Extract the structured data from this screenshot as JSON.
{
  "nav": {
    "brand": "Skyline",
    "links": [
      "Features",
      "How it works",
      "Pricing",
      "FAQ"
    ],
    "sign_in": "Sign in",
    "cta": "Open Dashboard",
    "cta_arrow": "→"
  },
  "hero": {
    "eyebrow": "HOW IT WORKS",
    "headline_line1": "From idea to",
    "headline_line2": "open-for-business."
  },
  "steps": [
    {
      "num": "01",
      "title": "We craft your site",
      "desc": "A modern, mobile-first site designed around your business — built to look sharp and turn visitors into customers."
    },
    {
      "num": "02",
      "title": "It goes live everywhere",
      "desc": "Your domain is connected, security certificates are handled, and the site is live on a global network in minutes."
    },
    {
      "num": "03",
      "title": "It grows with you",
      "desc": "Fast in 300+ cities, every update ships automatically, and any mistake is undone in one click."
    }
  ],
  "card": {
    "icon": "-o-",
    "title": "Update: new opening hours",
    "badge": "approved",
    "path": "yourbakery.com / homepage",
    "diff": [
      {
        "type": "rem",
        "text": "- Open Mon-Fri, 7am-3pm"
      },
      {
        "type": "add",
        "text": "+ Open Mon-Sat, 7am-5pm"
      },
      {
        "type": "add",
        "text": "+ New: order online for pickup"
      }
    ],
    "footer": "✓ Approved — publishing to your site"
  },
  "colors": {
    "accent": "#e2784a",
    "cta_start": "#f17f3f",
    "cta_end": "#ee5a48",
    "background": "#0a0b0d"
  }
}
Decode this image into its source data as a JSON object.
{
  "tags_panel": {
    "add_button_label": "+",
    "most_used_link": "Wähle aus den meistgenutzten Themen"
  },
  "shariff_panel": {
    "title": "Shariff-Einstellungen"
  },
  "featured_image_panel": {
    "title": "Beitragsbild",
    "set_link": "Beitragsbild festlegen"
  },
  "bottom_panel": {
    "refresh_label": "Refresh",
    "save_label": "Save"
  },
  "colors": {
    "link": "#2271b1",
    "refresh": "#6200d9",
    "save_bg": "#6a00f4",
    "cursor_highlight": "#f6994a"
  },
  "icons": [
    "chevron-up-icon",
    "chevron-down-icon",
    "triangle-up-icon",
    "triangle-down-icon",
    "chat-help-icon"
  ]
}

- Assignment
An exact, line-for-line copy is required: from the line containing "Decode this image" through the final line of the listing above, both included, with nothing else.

- Result for this exercise
Decode this image into its source data as a JSON object.
{
  "tags_panel": {
    "add_button_label": "+",
    "most_used_link": "Wähle aus den meistgenutzten Themen"
  },
  "shariff_panel": {
    "title": "Shariff-Einstellungen"
  },
  "featured_image_panel": {
    "title": "Beitragsbild",
    "set_link": "Beitragsbild festlegen"
  },
  "bottom_panel": {
    "refresh_label": "Refresh",
    "save_label": "Save"
  },
  "colors": {
    "link": "#2271b1",
    "refresh": "#6200d9",
    "save_bg": "#6a00f4",
    "cursor_highlight": "#f6994a"
  },
  "icons": [
    "chevron-up-icon",
    "chevron-down-icon",
    "triangle-up-icon",
    "triangle-down-icon",
    "chat-help-icon"
  ]
}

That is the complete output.